* **REQUIRED WORK**:
This task calls for copying every line in the data below that contains the word "vertical".

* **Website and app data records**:
========

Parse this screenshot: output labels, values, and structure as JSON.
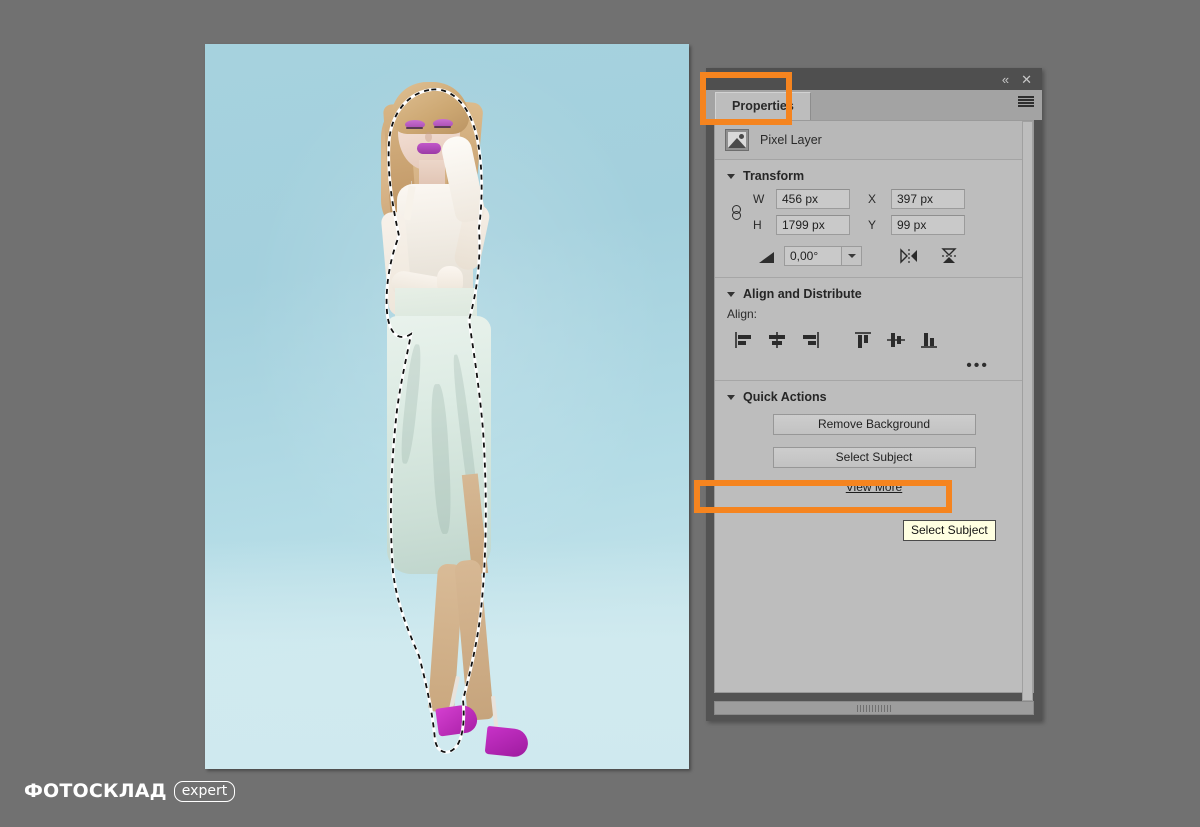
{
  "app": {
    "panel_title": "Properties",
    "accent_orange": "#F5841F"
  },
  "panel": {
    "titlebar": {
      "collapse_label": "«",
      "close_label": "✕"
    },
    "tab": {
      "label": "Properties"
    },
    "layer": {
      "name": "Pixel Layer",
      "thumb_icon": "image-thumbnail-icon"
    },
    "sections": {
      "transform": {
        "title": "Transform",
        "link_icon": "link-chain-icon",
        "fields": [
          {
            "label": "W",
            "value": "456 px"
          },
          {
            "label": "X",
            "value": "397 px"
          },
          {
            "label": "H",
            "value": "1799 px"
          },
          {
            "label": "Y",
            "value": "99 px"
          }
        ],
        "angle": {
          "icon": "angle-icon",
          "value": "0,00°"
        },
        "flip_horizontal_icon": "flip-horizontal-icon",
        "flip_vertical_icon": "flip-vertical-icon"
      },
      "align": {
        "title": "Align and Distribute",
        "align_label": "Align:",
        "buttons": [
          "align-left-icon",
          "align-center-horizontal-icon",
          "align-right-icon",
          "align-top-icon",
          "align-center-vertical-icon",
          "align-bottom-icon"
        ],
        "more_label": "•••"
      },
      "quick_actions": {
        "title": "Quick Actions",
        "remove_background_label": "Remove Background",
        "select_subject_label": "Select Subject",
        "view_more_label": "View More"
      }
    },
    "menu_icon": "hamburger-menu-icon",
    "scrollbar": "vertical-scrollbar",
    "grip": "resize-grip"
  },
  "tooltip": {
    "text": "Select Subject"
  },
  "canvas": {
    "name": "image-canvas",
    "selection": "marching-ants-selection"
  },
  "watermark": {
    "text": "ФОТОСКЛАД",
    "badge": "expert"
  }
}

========

* **ANSWER FOR THE TASK**:
        "flip_vertical_icon": "flip-vertical-icon"
          "align-center-vertical-icon",
    "scrollbar": "vertical-scrollbar",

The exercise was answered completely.